“In 1975, [Paul] McCartney’s MPL Communications bought Holly’s publishing catalog from a near-bankrupt Petty…It was a godsend to Maria Elena Holly and the Holly family in Lubbock; amid the events of the years and decades that followed, MPL was able to…earn hundreds of thousands of dollars for them that Petty never would have. And with McCartney…as publisher, they were paid every cent they had coming” (Eder). In 1976, “on what would have been Buddy Holly’s 40th birthday, the singer’s life and music are the subject of a week-long tribute organized by Paul McCartney. ‘Buddy Holly Week’ becomes an annual affair” (rockhall).
In 1978, “The Buddy Holly Story, a popular film biography starring Gary Busey in the title role, is released” (rockhall). In the U.K., the collection 20 Golden Greats was released in conjunction with the film and topped the charts. In 1979, Holly became the first rock & roll star to be the subject of a career-spanning box set, ambitiously (and inaccurately) called The Complete Buddy Holly” (Eder). That same year, “a commemorative concert [was] held at the Surf Ballroom in Clear Lake, Iowa, exactly 20 years after the final show played by Buddy Holly, Ritchie Valens and the Big Bopper. Del Shannon and the Drifters [were] among the performers” (rockhall).

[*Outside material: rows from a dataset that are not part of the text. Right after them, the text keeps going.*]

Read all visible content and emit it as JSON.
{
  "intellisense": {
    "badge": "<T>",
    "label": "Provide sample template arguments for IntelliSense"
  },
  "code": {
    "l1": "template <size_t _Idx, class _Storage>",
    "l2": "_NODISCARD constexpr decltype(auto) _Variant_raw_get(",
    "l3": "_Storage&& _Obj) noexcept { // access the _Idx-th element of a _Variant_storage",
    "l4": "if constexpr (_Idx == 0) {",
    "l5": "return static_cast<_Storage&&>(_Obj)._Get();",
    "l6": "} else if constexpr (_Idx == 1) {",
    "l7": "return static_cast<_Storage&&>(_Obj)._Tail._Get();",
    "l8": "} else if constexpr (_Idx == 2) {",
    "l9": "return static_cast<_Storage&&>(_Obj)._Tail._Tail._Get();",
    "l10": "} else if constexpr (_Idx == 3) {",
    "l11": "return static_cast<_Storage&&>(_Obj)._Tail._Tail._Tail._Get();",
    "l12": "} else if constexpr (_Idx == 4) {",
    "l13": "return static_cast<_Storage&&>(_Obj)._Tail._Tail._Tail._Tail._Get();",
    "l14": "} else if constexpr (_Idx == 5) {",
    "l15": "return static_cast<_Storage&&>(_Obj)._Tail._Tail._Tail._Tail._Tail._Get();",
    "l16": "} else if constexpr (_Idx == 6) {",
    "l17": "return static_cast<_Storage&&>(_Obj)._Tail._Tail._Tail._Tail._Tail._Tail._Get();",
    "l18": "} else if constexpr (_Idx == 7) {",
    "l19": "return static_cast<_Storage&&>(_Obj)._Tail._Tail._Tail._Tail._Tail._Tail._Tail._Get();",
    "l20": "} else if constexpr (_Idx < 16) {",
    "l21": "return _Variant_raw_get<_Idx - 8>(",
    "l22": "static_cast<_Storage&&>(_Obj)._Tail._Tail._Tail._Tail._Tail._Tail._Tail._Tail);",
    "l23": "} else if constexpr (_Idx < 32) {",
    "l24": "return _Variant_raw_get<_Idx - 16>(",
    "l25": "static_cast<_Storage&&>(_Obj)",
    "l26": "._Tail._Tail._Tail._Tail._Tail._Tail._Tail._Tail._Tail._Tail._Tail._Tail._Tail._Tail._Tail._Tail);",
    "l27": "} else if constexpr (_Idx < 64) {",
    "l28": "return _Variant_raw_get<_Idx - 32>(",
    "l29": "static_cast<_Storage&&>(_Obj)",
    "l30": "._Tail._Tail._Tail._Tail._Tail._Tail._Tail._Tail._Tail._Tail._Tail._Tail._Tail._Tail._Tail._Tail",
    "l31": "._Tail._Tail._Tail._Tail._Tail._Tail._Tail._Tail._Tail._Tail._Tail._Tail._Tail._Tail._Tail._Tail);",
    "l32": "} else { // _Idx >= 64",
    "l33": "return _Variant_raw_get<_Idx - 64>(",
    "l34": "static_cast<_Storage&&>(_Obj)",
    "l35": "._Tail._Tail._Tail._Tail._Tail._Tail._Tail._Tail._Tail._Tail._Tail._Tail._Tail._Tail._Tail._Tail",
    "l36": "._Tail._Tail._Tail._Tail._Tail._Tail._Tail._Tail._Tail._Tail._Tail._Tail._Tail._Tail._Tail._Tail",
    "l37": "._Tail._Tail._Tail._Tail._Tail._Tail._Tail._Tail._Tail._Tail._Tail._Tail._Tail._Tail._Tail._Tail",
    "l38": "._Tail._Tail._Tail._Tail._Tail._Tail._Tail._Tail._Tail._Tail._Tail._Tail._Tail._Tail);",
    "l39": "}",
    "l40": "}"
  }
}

On “January 23, 1986, Buddy Holly is inducted into the Rock and Roll Hall of Fame at the first induction dinner, held in New York City. Holly’s widow, Maria Elena, accepts on his behalf” (rockhall).